→ DESCRIPTION OF THE TASK
The lines to find are those in the entries that hold the word "hint"; copy every one of them.

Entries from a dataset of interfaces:
########################################
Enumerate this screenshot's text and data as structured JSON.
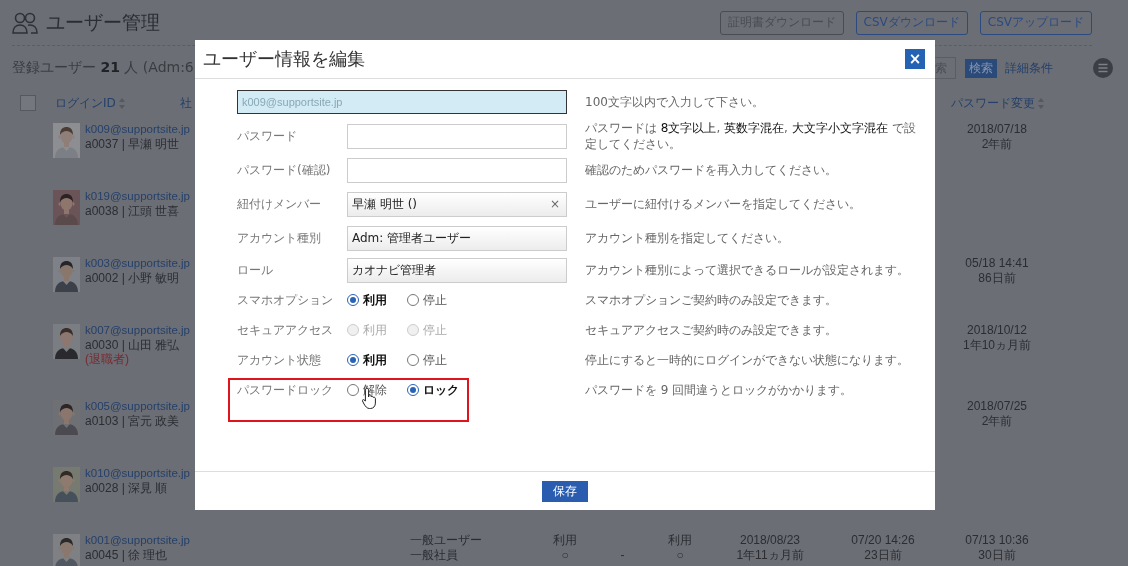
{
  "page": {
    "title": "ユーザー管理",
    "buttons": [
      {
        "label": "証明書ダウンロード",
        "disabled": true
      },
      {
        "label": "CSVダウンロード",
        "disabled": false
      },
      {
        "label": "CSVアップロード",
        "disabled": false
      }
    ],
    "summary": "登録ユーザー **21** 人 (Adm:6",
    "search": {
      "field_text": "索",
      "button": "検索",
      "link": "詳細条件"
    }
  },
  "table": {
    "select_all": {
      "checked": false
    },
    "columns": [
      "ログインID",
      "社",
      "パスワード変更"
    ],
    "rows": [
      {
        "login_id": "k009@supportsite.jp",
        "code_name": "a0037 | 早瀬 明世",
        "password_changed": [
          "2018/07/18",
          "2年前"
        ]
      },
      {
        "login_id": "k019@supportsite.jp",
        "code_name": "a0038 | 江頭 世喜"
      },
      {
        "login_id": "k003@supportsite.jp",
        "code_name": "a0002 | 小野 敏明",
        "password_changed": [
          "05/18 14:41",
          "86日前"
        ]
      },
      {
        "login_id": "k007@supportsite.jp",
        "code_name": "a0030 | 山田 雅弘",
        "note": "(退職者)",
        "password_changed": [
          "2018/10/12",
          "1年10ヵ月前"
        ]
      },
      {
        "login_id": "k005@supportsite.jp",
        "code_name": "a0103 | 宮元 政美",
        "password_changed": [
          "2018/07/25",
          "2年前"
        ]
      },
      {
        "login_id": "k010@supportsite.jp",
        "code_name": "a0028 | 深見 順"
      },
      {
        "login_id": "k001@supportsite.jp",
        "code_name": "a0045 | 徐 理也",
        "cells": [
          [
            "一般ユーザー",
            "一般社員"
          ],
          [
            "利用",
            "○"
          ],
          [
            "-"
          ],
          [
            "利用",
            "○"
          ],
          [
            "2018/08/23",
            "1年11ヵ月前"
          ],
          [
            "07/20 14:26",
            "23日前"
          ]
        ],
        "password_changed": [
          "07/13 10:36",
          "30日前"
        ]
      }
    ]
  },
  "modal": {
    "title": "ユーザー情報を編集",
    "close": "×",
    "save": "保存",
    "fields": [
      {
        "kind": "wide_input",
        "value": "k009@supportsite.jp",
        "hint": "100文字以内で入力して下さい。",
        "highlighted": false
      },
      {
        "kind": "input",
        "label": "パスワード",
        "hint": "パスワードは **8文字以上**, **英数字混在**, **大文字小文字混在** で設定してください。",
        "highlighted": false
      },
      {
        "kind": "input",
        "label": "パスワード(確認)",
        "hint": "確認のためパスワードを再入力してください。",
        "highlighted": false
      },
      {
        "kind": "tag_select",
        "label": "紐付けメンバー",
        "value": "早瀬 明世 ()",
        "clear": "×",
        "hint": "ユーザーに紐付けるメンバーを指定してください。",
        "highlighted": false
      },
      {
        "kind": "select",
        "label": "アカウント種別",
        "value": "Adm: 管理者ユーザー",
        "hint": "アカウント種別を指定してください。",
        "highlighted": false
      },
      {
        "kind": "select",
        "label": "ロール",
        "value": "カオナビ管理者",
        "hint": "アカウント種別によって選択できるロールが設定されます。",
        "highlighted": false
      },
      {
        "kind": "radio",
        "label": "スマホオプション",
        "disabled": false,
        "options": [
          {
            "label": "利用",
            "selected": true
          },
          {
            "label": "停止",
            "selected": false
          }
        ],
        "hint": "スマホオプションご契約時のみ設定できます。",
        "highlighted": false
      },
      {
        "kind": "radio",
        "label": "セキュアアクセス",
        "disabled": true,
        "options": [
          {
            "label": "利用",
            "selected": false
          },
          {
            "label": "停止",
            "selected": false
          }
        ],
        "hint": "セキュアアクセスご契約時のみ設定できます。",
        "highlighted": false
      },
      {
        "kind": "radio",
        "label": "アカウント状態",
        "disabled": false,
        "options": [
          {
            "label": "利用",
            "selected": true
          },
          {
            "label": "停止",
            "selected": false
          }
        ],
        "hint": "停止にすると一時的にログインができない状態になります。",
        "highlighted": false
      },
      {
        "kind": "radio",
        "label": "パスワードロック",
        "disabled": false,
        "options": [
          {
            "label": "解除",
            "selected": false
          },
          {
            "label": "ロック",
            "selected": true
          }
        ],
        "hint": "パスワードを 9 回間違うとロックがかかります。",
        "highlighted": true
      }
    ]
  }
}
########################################
→ EXERCISE OUTPUT
        "hint": "100文字以内で入力して下さい。",
        "hint": "パスワードは **8文字以上**, **英数字混在**, **大文字小文字混在** で設定してください。",
        "hint": "確認のためパスワードを再入力してください。",
        "hint": "ユーザーに紐付けるメンバーを指定してください。",
        "hint": "アカウント種別を指定してください。",
        "hint": "アカウント種別によって選択できるロールが設定されます。",
        "hint": "スマホオプションご契約時のみ設定できます。",
        "hint": "セキュアアクセスご契約時のみ設定できます。",
        "hint": "停止にすると一時的にログインができない状態になります。",
        "hint": "パスワードを 9 回間違うとロックがかかります。",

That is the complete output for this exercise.